____ Dataset records

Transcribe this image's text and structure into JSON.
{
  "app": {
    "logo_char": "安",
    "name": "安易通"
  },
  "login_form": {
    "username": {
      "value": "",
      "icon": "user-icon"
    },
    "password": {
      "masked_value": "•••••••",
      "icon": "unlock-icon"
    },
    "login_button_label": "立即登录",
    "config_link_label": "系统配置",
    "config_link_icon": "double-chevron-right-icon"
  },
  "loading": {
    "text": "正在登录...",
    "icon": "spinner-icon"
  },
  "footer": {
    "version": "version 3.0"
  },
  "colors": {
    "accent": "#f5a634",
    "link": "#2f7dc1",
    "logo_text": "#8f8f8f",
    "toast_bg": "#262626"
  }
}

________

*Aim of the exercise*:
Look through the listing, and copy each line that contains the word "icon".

*Exercise response*:
      "icon": "user-icon"
      "icon": "unlock-icon"
    "config_link_icon": "double-chevron-right-icon"
    "icon": "spinner-icon"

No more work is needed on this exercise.